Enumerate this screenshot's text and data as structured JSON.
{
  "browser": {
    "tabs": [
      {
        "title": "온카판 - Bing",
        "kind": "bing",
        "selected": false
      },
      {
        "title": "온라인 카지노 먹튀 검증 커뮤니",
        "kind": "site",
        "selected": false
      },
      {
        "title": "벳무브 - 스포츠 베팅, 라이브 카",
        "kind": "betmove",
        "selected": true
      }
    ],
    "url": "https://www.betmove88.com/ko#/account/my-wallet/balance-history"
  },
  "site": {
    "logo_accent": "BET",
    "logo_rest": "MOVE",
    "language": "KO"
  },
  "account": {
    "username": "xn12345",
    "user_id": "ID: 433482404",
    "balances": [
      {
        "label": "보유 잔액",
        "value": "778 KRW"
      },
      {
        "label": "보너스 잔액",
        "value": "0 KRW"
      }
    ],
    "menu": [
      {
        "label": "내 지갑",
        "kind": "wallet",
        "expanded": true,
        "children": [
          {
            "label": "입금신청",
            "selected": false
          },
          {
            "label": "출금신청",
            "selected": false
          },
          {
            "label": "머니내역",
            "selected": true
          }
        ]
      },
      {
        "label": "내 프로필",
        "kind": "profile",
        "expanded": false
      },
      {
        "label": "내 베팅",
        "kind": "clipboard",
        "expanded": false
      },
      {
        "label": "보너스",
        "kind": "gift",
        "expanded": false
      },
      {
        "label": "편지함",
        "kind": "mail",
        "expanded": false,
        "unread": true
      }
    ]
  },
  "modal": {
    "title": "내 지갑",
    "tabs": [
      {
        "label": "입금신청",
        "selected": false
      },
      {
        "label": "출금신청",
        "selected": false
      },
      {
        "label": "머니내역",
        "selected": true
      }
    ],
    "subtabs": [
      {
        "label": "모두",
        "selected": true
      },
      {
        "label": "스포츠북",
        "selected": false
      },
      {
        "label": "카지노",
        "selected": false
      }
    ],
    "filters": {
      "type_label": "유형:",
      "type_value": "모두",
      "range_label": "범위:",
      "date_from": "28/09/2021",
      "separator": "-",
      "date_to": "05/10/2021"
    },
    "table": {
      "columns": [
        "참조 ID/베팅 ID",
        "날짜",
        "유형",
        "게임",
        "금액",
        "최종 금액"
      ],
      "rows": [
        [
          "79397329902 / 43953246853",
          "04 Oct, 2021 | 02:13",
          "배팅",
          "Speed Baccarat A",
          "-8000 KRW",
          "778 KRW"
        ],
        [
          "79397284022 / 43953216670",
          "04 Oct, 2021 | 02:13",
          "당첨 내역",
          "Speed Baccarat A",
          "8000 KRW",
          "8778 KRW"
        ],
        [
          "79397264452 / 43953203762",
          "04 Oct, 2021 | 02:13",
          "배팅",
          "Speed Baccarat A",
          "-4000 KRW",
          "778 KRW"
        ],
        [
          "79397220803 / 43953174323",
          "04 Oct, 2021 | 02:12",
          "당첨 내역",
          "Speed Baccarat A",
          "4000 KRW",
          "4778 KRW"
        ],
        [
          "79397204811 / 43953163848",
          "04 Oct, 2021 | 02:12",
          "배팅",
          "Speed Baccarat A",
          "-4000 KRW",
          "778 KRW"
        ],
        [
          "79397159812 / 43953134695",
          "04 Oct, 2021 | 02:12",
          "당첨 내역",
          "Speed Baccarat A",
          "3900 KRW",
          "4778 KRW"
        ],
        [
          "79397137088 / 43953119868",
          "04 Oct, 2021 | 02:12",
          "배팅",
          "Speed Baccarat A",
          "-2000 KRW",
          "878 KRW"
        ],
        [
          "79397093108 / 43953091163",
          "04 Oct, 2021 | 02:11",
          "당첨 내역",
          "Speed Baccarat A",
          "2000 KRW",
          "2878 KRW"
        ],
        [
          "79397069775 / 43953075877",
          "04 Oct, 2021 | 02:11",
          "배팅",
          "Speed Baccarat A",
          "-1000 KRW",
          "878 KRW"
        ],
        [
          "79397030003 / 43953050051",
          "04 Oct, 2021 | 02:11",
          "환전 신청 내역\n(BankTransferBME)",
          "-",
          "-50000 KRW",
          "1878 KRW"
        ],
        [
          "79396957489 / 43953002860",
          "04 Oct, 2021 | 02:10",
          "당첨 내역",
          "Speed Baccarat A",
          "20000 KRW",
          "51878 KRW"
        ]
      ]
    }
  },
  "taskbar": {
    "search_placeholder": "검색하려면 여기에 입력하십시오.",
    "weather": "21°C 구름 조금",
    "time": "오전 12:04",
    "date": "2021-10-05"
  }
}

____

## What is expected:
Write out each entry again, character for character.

## Written response:
Enumerate this screenshot's text and data as structured JSON.
{
  "browser": {
    "tabs": [
      {
        "title": "온카판 - Bing",
        "kind": "bing",
        "selected": false
      },
      {
        "title": "온라인 카지노 먹튀 검증 커뮤니",
        "kind": "site",
        "selected": false
      },
      {
        "title": "벳무브 - 스포츠 베팅, 라이브 카",
        "kind": "betmove",
        "selected": true
      }
    ],
    "url": "https://www.betmove88.com/ko#/account/my-wallet/balance-history"
  },
  "site": {
    "logo_accent": "BET",
    "logo_rest": "MOVE",
    "language": "KO"
  },
  "account": {
    "username": "xn12345",
    "user_id": "ID: 433482404",
    "balances": [
      {
        "label": "보유 잔액",
        "value": "778 KRW"
      },
      {
        "label": "보너스 잔액",
        "value": "0 KRW"
      }
    ],
    "menu": [
      {
        "label": "내 지갑",
        "kind": "wallet",
        "expanded": true,
        "children": [
          {
            "label": "입금신청",
            "selected": false
          },
          {
            "label": "출금신청",
            "selected": false
          },
          {
            "label": "머니내역",
            "selected": true
          }
        ]
      },
      {
        "label": "내 프로필",
        "kind": "profile",
        "expanded": false
      },
      {
        "label": "내 베팅",
        "kind": "clipboard",
        "expanded": false
      },
      {
        "label": "보너스",
        "kind": "gift",
        "expanded": false
      },
      {
        "label": "편지함",
        "kind": "mail",
        "expanded": false,
        "unread": true
      }
    ]
  },
  "modal": {
    "title": "내 지갑",
    "tabs": [
      {
        "label": "입금신청",
        "selected": false
      },
      {
        "label": "출금신청",
        "selected": false
      },
      {
        "label": "머니내역",
        "selected": true
      }
    ],
    "subtabs": [
      {
        "label": "모두",
        "selected": true
      },
      {
        "label": "스포츠북",
        "selected": false
      },
      {
        "label": "카지노",
        "selected": false
      }
    ],
    "filters": {
      "type_label": "유형:",
      "type_value": "모두",
      "range_label": "범위:",
      "date_from": "28/09/2021",
      "separator": "-",
      "date_to": "05/10/2021"
    },
    "table": {
      "columns": [
        "참조 ID/베팅 ID",
        "날짜",
        "유형",
        "게임",
        "금액",
        "최종 금액"
      ],
      "rows": [
        [
          "79397329902 / 43953246853",
          "04 Oct, 2021 | 02:13",
          "배팅",
          "Speed Baccarat A",
          "-8000 KRW",
          "778 KRW"
        ],
        [
          "79397284022 / 43953216670",
          "04 Oct, 2021 | 02:13",
          "당첨 내역",
          "Speed Baccarat A",
          "8000 KRW",
          "8778 KRW"
        ],
        [
          "79397264452 / 43953203762",
          "04 Oct, 2021 | 02:13",
          "배팅",
          "Speed Baccarat A",
          "-4000 KRW",
          "778 KRW"
        ],
        [
          "79397220803 / 43953174323",
          "04 Oct, 2021 | 02:12",
          "당첨 내역",
          "Speed Baccarat A",
          "4000 KRW",
          "4778 KRW"
        ],
        [
          "79397204811 / 43953163848",
          "04 Oct, 2021 | 02:12",
          "배팅",
          "Speed Baccarat A",
          "-4000 KRW",
          "778 KRW"
        ],
        [
          "79397159812 / 43953134695",
          "04 Oct, 2021 | 02:12",
          "당첨 내역",
          "Speed Baccarat A",
          "3900 KRW",
          "4778 KRW"
        ],
        [
          "79397137088 / 43953119868",
          "04 Oct, 2021 | 02:12",
          "배팅",
          "Speed Baccarat A",
          "-2000 KRW",
          "878 KRW"
        ],
        [
          "79397093108 / 43953091163",
          "04 Oct, 2021 | 02:11",
          "당첨 내역",
          "Speed Baccarat A",
          "2000 KRW",
          "2878 KRW"
        ],
        [
          "79397069775 / 43953075877",
          "04 Oct, 2021 | 02:11",
          "배팅",
          "Speed Baccarat A",
          "-1000 KRW",
          "878 KRW"
        ],
        [
          "79397030003 / 43953050051",
          "04 Oct, 2021 | 02:11",
          "환전 신청 내역\n(BankTransferBME)",
          "-",
          "-50000 KRW",
          "1878 KRW"
        ],
        [
          "79396957489 / 43953002860",
          "04 Oct, 2021 | 02:10",
          "당첨 내역",
          "Speed Baccarat A",
          "20000 KRW",
          "51878 KRW"
        ]
      ]
    }
  },
  "taskbar": {
    "search_placeholder": "검색하려면 여기에 입력하십시오.",
    "weather": "21°C 구름 조금",
    "time": "오전 12:04",
    "date": "2021-10-05"
  }
}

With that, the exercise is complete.